## Goal of the exercise:
Leaving out all images, write out the records that follow exactly.

## Source material:
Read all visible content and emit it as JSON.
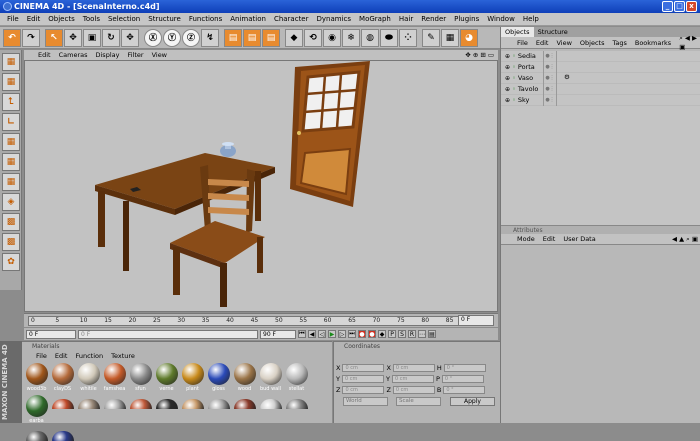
{
  "window": {
    "title": "CINEMA 4D - [ScenaInterno.c4d]",
    "btn_min": "_",
    "btn_max": "□",
    "btn_close": "x"
  },
  "menu": [
    "File",
    "Edit",
    "Objects",
    "Tools",
    "Selection",
    "Structure",
    "Functions",
    "Animation",
    "Character",
    "Dynamics",
    "MoGraph",
    "Hair",
    "Render",
    "Plugins",
    "Window",
    "Help"
  ],
  "toolbar": {
    "icons": [
      "↶",
      "↷",
      "↖",
      "✥",
      "▣",
      "↻",
      "✥",
      "Ⓧ",
      "Ⓨ",
      "Ⓩ",
      "↯",
      "▤",
      "▤",
      "▤",
      "◆",
      "⟲",
      "◉",
      "❄",
      "◍",
      "⬬",
      "⁘",
      "✎",
      "▦",
      "◕"
    ]
  },
  "left_tools": [
    "▦",
    "▦",
    "⮤",
    "∟",
    "▦",
    "▦",
    "▦",
    "◈",
    "▩",
    "▩",
    "✿"
  ],
  "viewport": {
    "menu": [
      "Edit",
      "Cameras",
      "Display",
      "Filter",
      "View"
    ],
    "nav_icons": "✥ ⊕ ⊞ ▭"
  },
  "timeline": {
    "ticks": [
      "0",
      "5",
      "10",
      "15",
      "20",
      "25",
      "30",
      "35",
      "40",
      "45",
      "50",
      "55",
      "60",
      "65",
      "70",
      "75",
      "80",
      "85",
      "90"
    ],
    "end_field": "0 F",
    "current": "0 F",
    "start": "0 F",
    "end": "90 F",
    "right_field": "0 F"
  },
  "materials": {
    "header": "Materials",
    "menu": [
      "File",
      "Edit",
      "Function",
      "Texture"
    ],
    "items": [
      {
        "label": "wood3b",
        "color": "#a0561a"
      },
      {
        "label": "clayDS",
        "color": "#b46a3a"
      },
      {
        "label": "whitile",
        "color": "#d0c8b8"
      },
      {
        "label": "famshea",
        "color": "#c45a28"
      },
      {
        "label": "sfun",
        "color": "#8a8a8a"
      },
      {
        "label": "verne",
        "color": "#5e7a2a"
      },
      {
        "label": "plant",
        "color": "#c88a1a"
      },
      {
        "label": "gloss",
        "color": "#2a4ab8"
      },
      {
        "label": "wood",
        "color": "#9a7448"
      },
      {
        "label": "bud wall",
        "color": "#d8d0c4"
      },
      {
        "label": "stellat",
        "color": "#b8b8b8"
      },
      {
        "label": "earba",
        "color": "#2f6a2a"
      }
    ],
    "row2_colors": [
      "#c04a2a",
      "#9a8a7a",
      "#aaaaaa",
      "#c05a3a",
      "#2a2a2a",
      "#c89a6a",
      "#a8a8a8",
      "#8a3a2a",
      "#d0d0d0",
      "#888888",
      "#6a6a6a",
      "#2a3a8a"
    ]
  },
  "coordinates": {
    "header": "Coordinates",
    "rows": [
      {
        "a": "X",
        "av": "0 cm",
        "b": "X",
        "bv": "0 cm",
        "c": "H",
        "cv": "0 °"
      },
      {
        "a": "Y",
        "av": "0 cm",
        "b": "Y",
        "bv": "0 cm",
        "c": "P",
        "cv": "0 °"
      },
      {
        "a": "Z",
        "av": "0 cm",
        "b": "Z",
        "bv": "0 cm",
        "c": "B",
        "cv": "0 °"
      }
    ],
    "world": "World",
    "scale": "Scale",
    "apply": "Apply"
  },
  "objects_panel": {
    "tabs": [
      "Objects",
      "Structure"
    ],
    "menu": [
      "File",
      "Edit",
      "View",
      "Objects",
      "Tags",
      "Bookmarks"
    ],
    "items": [
      {
        "name": "Sedia",
        "tags": ""
      },
      {
        "name": "Porta",
        "tags": ""
      },
      {
        "name": "Vaso",
        "tags": "⚙"
      },
      {
        "name": "Tavolo",
        "tags": ""
      },
      {
        "name": "Sky",
        "tags": ""
      }
    ]
  },
  "attributes_panel": {
    "header": "Attributes",
    "menu": [
      "Mode",
      "Edit",
      "User Data"
    ]
  },
  "maxon": "MAXON CINEMA 4D"
}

## Answer space:
Read all visible content and emit it as JSON.
{
  "window": {
    "title": "CINEMA 4D - [ScenaInterno.c4d]",
    "btn_min": "_",
    "btn_max": "□",
    "btn_close": "x"
  },
  "menu": [
    "File",
    "Edit",
    "Objects",
    "Tools",
    "Selection",
    "Structure",
    "Functions",
    "Animation",
    "Character",
    "Dynamics",
    "MoGraph",
    "Hair",
    "Render",
    "Plugins",
    "Window",
    "Help"
  ],
  "toolbar": {
    "icons": [
      "↶",
      "↷",
      "↖",
      "✥",
      "▣",
      "↻",
      "✥",
      "Ⓧ",
      "Ⓨ",
      "Ⓩ",
      "↯",
      "▤",
      "▤",
      "▤",
      "◆",
      "⟲",
      "◉",
      "❄",
      "◍",
      "⬬",
      "⁘",
      "✎",
      "▦",
      "◕"
    ]
  },
  "left_tools": [
    "▦",
    "▦",
    "⮤",
    "∟",
    "▦",
    "▦",
    "▦",
    "◈",
    "▩",
    "▩",
    "✿"
  ],
  "viewport": {
    "menu": [
      "Edit",
      "Cameras",
      "Display",
      "Filter",
      "View"
    ],
    "nav_icons": "✥ ⊕ ⊞ ▭"
  },
  "timeline": {
    "ticks": [
      "0",
      "5",
      "10",
      "15",
      "20",
      "25",
      "30",
      "35",
      "40",
      "45",
      "50",
      "55",
      "60",
      "65",
      "70",
      "75",
      "80",
      "85",
      "90"
    ],
    "end_field": "0 F",
    "current": "0 F",
    "start": "0 F",
    "end": "90 F",
    "right_field": "0 F"
  },
  "materials": {
    "header": "Materials",
    "menu": [
      "File",
      "Edit",
      "Function",
      "Texture"
    ],
    "items": [
      {
        "label": "wood3b",
        "color": "#a0561a"
      },
      {
        "label": "clayDS",
        "color": "#b46a3a"
      },
      {
        "label": "whitile",
        "color": "#d0c8b8"
      },
      {
        "label": "famshea",
        "color": "#c45a28"
      },
      {
        "label": "sfun",
        "color": "#8a8a8a"
      },
      {
        "label": "verne",
        "color": "#5e7a2a"
      },
      {
        "label": "plant",
        "color": "#c88a1a"
      },
      {
        "label": "gloss",
        "color": "#2a4ab8"
      },
      {
        "label": "wood",
        "color": "#9a7448"
      },
      {
        "label": "bud wall",
        "color": "#d8d0c4"
      },
      {
        "label": "stellat",
        "color": "#b8b8b8"
      },
      {
        "label": "earba",
        "color": "#2f6a2a"
      }
    ],
    "row2_colors": [
      "#c04a2a",
      "#9a8a7a",
      "#aaaaaa",
      "#c05a3a",
      "#2a2a2a",
      "#c89a6a",
      "#a8a8a8",
      "#8a3a2a",
      "#d0d0d0",
      "#888888",
      "#6a6a6a",
      "#2a3a8a"
    ]
  },
  "coordinates": {
    "header": "Coordinates",
    "rows": [
      {
        "a": "X",
        "av": "0 cm",
        "b": "X",
        "bv": "0 cm",
        "c": "H",
        "cv": "0 °"
      },
      {
        "a": "Y",
        "av": "0 cm",
        "b": "Y",
        "bv": "0 cm",
        "c": "P",
        "cv": "0 °"
      },
      {
        "a": "Z",
        "av": "0 cm",
        "b": "Z",
        "bv": "0 cm",
        "c": "B",
        "cv": "0 °"
      }
    ],
    "world": "World",
    "scale": "Scale",
    "apply": "Apply"
  },
  "objects_panel": {
    "tabs": [
      "Objects",
      "Structure"
    ],
    "menu": [
      "File",
      "Edit",
      "View",
      "Objects",
      "Tags",
      "Bookmarks"
    ],
    "items": [
      {
        "name": "Sedia",
        "tags": ""
      },
      {
        "name": "Porta",
        "tags": ""
      },
      {
        "name": "Vaso",
        "tags": "⚙"
      },
      {
        "name": "Tavolo",
        "tags": ""
      },
      {
        "name": "Sky",
        "tags": ""
      }
    ]
  },
  "attributes_panel": {
    "header": "Attributes",
    "menu": [
      "Mode",
      "Edit",
      "User Data"
    ]
  },
  "maxon": "MAXON CINEMA 4D"
}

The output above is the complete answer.